Please reproduce the data in full, exactly as it stands.

(Data about app and page elements)
* * * * * * * * *

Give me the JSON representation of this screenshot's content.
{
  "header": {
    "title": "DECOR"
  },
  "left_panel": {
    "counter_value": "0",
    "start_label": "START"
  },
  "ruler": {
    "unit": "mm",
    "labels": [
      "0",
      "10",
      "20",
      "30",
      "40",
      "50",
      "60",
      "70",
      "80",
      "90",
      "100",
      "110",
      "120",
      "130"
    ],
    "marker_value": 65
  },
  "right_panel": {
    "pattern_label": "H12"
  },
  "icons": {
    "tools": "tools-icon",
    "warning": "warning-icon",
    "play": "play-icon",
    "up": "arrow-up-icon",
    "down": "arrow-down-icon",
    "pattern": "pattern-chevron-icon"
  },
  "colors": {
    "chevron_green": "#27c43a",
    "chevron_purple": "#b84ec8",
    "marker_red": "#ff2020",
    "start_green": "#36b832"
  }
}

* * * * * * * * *

■ SOLUTION FOR THIS EXERCISE:
Give me the JSON representation of this screenshot's content.
{
  "header": {
    "title": "DECOR"
  },
  "left_panel": {
    "counter_value": "0",
    "start_label": "START"
  },
  "ruler": {
    "unit": "mm",
    "labels": [
      "0",
      "10",
      "20",
      "30",
      "40",
      "50",
      "60",
      "70",
      "80",
      "90",
      "100",
      "110",
      "120",
      "130"
    ],
    "marker_value": 65
  },
  "right_panel": {
    "pattern_label": "H12"
  },
  "icons": {
    "tools": "tools-icon",
    "warning": "warning-icon",
    "play": "play-icon",
    "up": "arrow-up-icon",
    "down": "arrow-down-icon",
    "pattern": "pattern-chevron-icon"
  },
  "colors": {
    "chevron_green": "#27c43a",
    "chevron_purple": "#b84ec8",
    "marker_red": "#ff2020",
    "start_green": "#36b832"
  }
}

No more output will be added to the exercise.